  abstract     = {PURPOSE: Prostate-specific antigen (PSA) defined biochemical recurrence (BCR) of prostate cancer is widely used for reporting the outcome of radical prostatectomy (RP). A standardized BCR definition is lacking, and overall progression-free probability and risk of subsequent metastatic disease progression may vary greatly depending on the PSA criterion used. Ten definitions of BCR were evaluated to identify the one that best explains metastatic progression. METHODS: Of 3,125 patients who underwent RP at our institution since 1985, 75 developed distant metastasis during a median follow-up of 49 months. To predict metastasis progression, we modeled the clinical information using multivariable Cox regression analysis. BCR was included in the model as a time-dependent covariate, and separate models were developed for each definition. A goodness-of-fit (R2) statistic was used to determine the Cox model (and thereby the BCR definition) that best explained metastatic progression. RESULTS: The 10-year progression-free probability ranged from 63% to 79%, depending on the BCR definition. The model containing BCR defined as a PSA of at least 0.4 ng/mL followed by another increase best explained metastatic progression (R2 = 0.21). This definition was also associated with a high probability of subsequent secondary therapy, continued PSA progression, and rapid PSA doubling time. CONCLUSION: BCR defined as a PSA value of at least 0.4 ng/mL followed by another increase best explains the development of distant metastasis among 10 candidate definitions, after controlling for clinical variables and the use of secondary therapy. On the basis of this evidence, we propose that this definition be adopted as the standard for reporting the outcome of RP.},

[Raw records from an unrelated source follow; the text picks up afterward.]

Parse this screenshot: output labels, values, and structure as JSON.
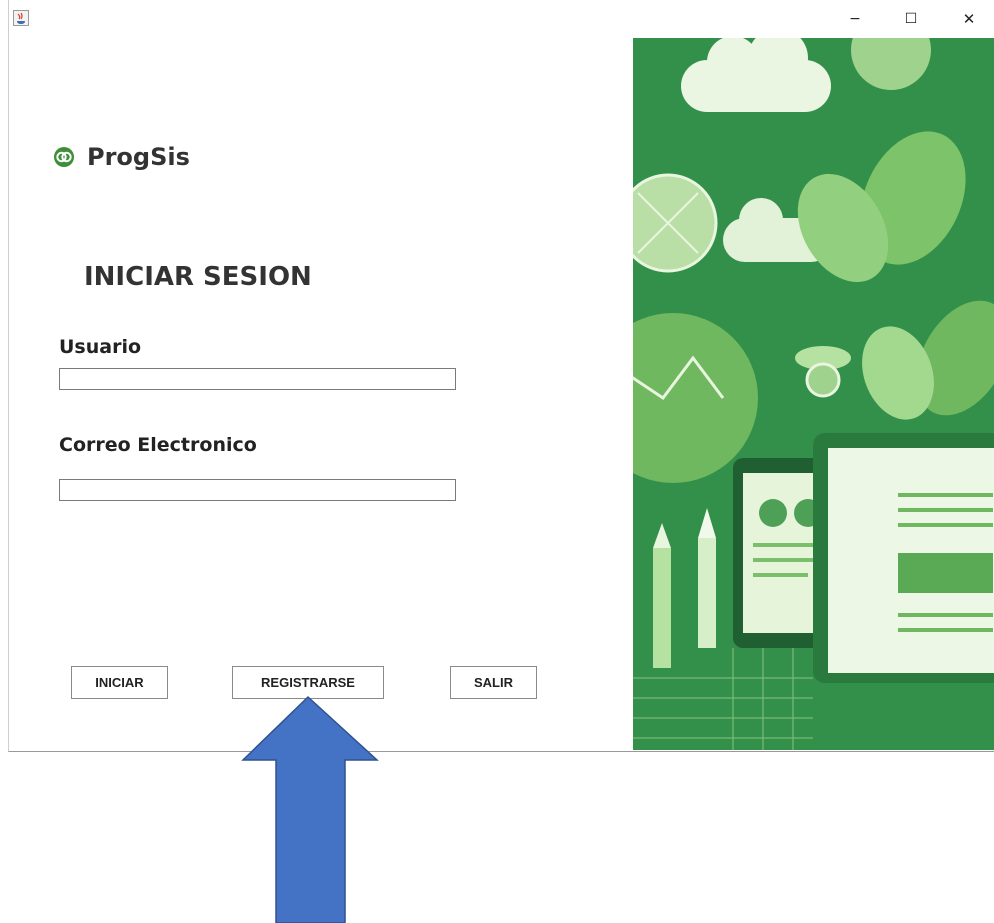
{
  "window": {
    "controls": {
      "minimize": "−",
      "maximize": "☐",
      "close": "✕"
    }
  },
  "brand": {
    "name": "ProgSis",
    "logo_icon": "rings-logo-icon"
  },
  "form": {
    "heading": "INICIAR SESION",
    "usuario_label": "Usuario",
    "usuario_value": "",
    "correo_label": "Correo Electronico",
    "correo_value": ""
  },
  "buttons": {
    "iniciar": "INICIAR",
    "registrarse": "REGISTRARSE",
    "salir": "SALIR"
  },
  "colors": {
    "art_dark_green": "#2e8b45",
    "art_light_green": "#c8e6b8",
    "annotation_arrow": "#4472c4"
  }
}
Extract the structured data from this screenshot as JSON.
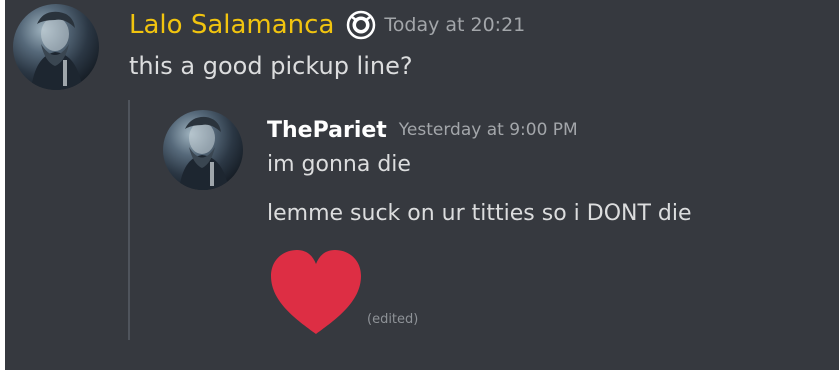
{
  "message": {
    "author": "Lalo Salamanca",
    "author_color": "#f1c40f",
    "badge_icon": "nitro-badge-icon",
    "timestamp": "Today at 20:21",
    "text": "this a good pickup line?"
  },
  "quoted": {
    "author": "ThePariet",
    "timestamp": "Yesterday at 9:00 PM",
    "lines": [
      "im gonna die",
      "lemme suck on ur titties so i DONT die"
    ],
    "emoji": "heart-emoji",
    "heart_color": "#dd2e44",
    "edited_label": "(edited)"
  }
}
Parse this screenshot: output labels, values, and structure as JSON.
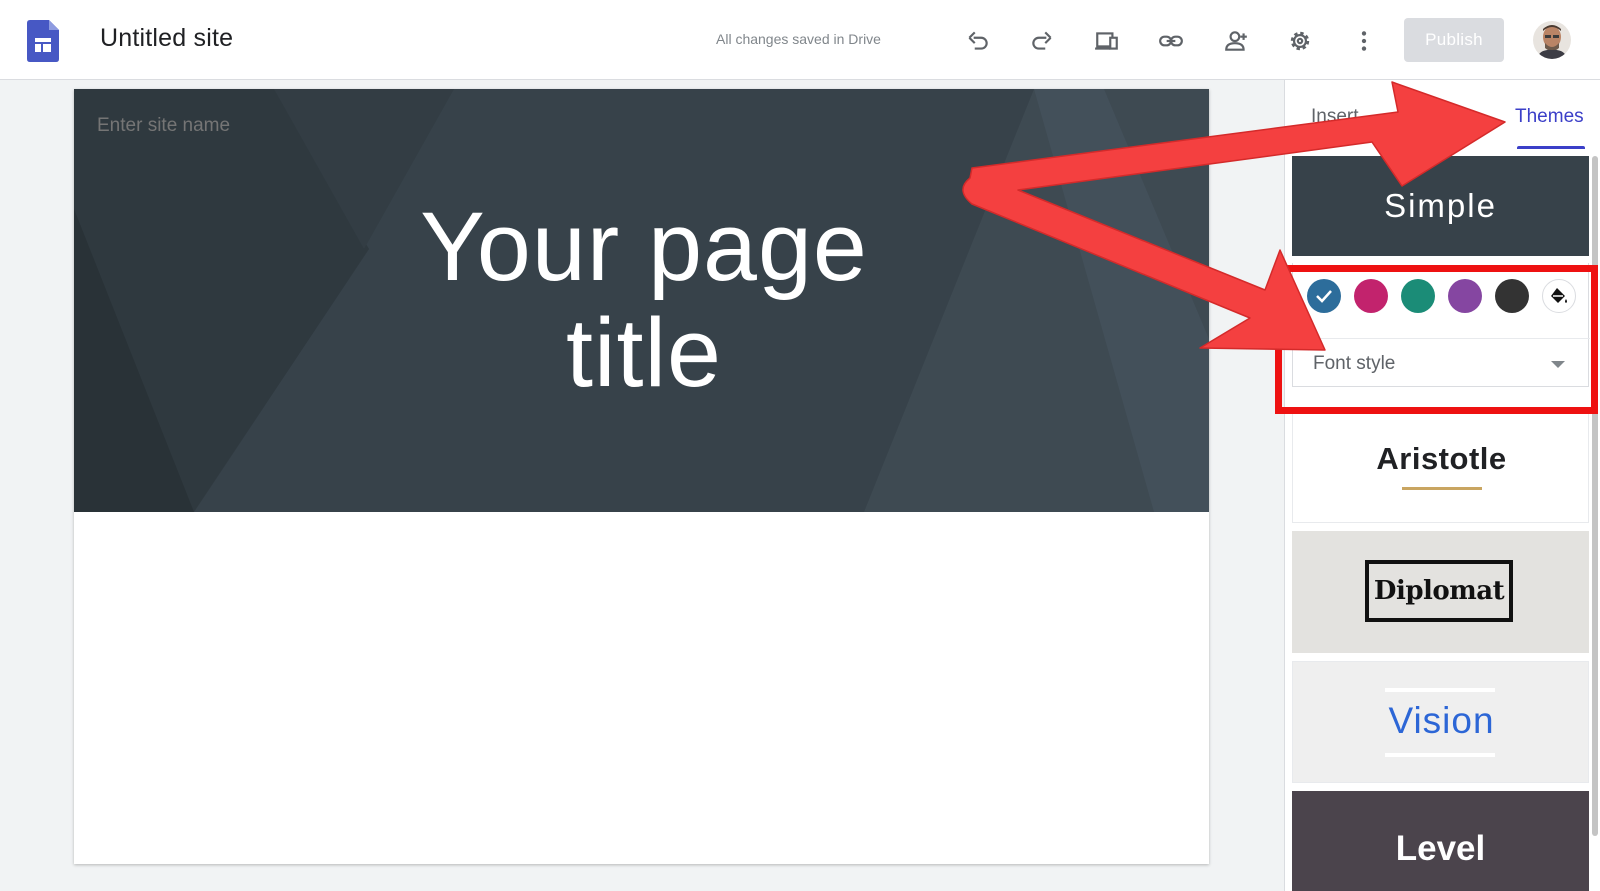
{
  "header": {
    "app_icon": "google-sites-logo",
    "site_title": "Untitled site",
    "save_status": "All changes saved in Drive",
    "tools": [
      {
        "name": "undo-icon"
      },
      {
        "name": "redo-icon"
      },
      {
        "name": "preview-devices-icon"
      },
      {
        "name": "link-icon"
      },
      {
        "name": "share-person-add-icon"
      },
      {
        "name": "settings-gear-icon"
      },
      {
        "name": "more-vert-icon"
      }
    ],
    "publish_label": "Publish"
  },
  "canvas": {
    "site_name_placeholder": "Enter site name",
    "page_title_line1": "Your page",
    "page_title_line2": "title",
    "hero_color": "#37424a"
  },
  "panel": {
    "tabs": [
      {
        "label": "Insert",
        "active": false
      },
      {
        "label": "Themes",
        "active": true
      }
    ],
    "themes": {
      "simple": {
        "label": "Simple",
        "selected": true
      },
      "aristotle": {
        "label": "Aristotle"
      },
      "diplomat": {
        "label": "Diplomat"
      },
      "vision": {
        "label": "Vision"
      },
      "level": {
        "label": "Level"
      }
    },
    "color_swatches": [
      {
        "color": "#2d6d9b",
        "selected": true,
        "name": "blue"
      },
      {
        "color": "#c2236d",
        "selected": false,
        "name": "pink"
      },
      {
        "color": "#1b8c77",
        "selected": false,
        "name": "teal"
      },
      {
        "color": "#8546a1",
        "selected": false,
        "name": "purple"
      },
      {
        "color": "#333333",
        "selected": false,
        "name": "dark-gray"
      }
    ],
    "custom_color_icon": "paint-bucket-icon",
    "font_style_label": "Font style"
  },
  "annotation": {
    "arrow_color": "#f44040",
    "highlight_color": "#ee1111"
  }
}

  author       = {Stephenson, Andrew J and Kattan, Michael W and Eastham, James A and Dotan, Zohar A and Bianco, Fernando J Jr and Lilja, Hans and Scardino, Peter T},
  issn         = {1527-7755},
  language     = {eng},
  number       = {24},
  pages        = {3973--3978},
  publisher    = {American Society of Clinical Oncology},
  series       = {Journal of Clinical Oncology},
  title        = {Defining biochemical recurrence of prostate cancer after radical prostatectomy: a proposal for a standardized definition},
  url          = {http://dx.doi.org/10.1200/JCO.2005.04.0756},
  doi          = {10.1200/JCO.2005.04.0756},
  volume       = {24},
  year         = {2006},
}